Dismiss
Announcing Stack Overflow Documentation

We started with Q&A. Technical documentation is next, and we need your help.

Whether you're a beginner or an experienced developer, you can contribute.

Sign up and start helping → Learn more about Documentation →

I'm using Quickbooks Merchant Services. We perform two-step card processing ... "authorize" to make sure their card and address are correct, and that they have the funds. Then we "capture" that transaction when they submit the confirmation page. Restaurants do this, so do many other vendors. But I don't think it's very common online.

When a customer enters an incorrect address more than once they end up with multiple auth/hold transactions, which makes them think we've charged them full price multiple times even though we have not.

Does anyone use QBMS to Authorize for a low amount -- perhaps $1 -- and then capture that transaction for the full amount later?

Hoping this will alleviate customer support complaints ...

share|improve this question

You can't do that. You can only capture the amount you authorized or less. And you have 30 days to do it before the authorization expires.

share|improve this answer
    
Do you have a reference? Wikipedia suggests that it's possible, but might depend on the gateway and bank. en.wikipedia.org/wiki/… – Alan Szlosek May 16 '13 at 21:24
    
It's definitely not possible in the US. Overseas it may be different. I worked for a merchant account provider for six years. It's just how they work. I know if you google it you can verify it. – John Conde May 17 '13 at 0:25

The standard practice is to authorize for zero value to verify the card details are correct, then at a later point auth and charge for the full amount.

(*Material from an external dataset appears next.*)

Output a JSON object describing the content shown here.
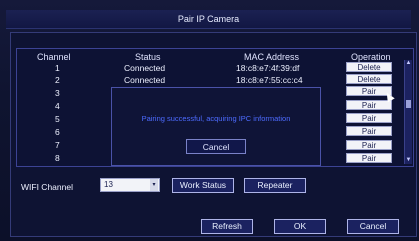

What John said about capturing for auth amount or less is mostly correct, but there is a slight overhead allowed between the auth amount and final settlement amount. This basically only amounts to a few dollars though and is intended to cover cases where (eg) an order value changes due to shipping in separate installments

share|improve this answer

Your Answer

 
discard

By posting your answer, you agree to the privacy policy and terms of service.

Not the answer you're looking for? Browse other questions tagged or ask your own question.